WHAT THE EXERCISE ASKS
From the listing below, pull out every line where the string "DROITE" appears.
————
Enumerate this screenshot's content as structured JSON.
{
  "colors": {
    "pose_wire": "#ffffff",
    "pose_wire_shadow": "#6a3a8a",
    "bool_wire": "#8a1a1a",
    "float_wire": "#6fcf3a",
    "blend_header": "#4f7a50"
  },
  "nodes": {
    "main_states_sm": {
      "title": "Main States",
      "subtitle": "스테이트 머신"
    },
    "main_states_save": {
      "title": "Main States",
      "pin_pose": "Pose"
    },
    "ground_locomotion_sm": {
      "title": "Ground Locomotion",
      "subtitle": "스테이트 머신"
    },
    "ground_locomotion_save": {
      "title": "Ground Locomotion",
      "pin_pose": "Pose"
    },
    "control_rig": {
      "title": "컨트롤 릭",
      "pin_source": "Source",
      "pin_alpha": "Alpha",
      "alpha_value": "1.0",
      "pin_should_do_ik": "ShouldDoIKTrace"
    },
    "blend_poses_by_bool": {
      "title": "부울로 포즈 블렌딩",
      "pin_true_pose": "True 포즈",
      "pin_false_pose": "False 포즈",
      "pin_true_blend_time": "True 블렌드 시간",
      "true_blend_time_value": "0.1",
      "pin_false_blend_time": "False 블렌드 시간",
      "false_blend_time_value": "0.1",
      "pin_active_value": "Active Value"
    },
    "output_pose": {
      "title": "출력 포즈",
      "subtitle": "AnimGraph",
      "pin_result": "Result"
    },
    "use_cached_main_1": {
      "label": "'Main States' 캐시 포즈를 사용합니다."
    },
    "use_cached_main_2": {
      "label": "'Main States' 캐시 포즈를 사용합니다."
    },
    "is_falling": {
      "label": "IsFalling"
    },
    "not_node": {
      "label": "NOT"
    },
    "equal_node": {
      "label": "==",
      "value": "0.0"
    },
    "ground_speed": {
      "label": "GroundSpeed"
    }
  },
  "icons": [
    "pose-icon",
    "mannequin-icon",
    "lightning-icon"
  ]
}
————
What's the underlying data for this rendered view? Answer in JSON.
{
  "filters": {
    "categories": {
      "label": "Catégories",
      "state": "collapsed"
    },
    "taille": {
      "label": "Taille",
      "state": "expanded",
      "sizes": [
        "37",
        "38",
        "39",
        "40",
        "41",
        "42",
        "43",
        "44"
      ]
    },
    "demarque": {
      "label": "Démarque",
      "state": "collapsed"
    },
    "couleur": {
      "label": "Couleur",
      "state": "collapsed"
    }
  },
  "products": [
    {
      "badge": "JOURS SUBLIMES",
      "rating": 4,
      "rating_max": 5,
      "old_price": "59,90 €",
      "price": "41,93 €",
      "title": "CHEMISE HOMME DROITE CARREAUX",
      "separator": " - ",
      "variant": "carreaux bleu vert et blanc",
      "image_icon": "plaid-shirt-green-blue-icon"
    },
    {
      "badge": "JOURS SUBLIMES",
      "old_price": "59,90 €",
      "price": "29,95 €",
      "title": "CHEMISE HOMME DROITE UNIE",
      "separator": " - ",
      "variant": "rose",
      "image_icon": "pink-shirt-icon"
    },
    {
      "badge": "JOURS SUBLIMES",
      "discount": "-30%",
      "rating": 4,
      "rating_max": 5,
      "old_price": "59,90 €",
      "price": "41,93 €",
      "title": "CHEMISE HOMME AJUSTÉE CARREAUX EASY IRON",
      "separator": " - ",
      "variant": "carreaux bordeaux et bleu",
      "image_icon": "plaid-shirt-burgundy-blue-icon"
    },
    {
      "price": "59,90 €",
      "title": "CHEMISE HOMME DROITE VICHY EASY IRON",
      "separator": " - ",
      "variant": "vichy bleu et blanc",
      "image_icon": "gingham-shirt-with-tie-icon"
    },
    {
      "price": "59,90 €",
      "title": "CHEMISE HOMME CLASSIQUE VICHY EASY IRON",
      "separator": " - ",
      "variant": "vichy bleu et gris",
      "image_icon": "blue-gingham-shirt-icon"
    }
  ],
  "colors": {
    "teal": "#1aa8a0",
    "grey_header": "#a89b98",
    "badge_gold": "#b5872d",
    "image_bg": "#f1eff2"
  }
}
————
RESPONSE AREA
      "title": "CHEMISE HOMME DROITE CARREAUX",
      "title": "CHEMISE HOMME DROITE UNIE",
      "title": "CHEMISE HOMME DROITE VICHY EASY IRON",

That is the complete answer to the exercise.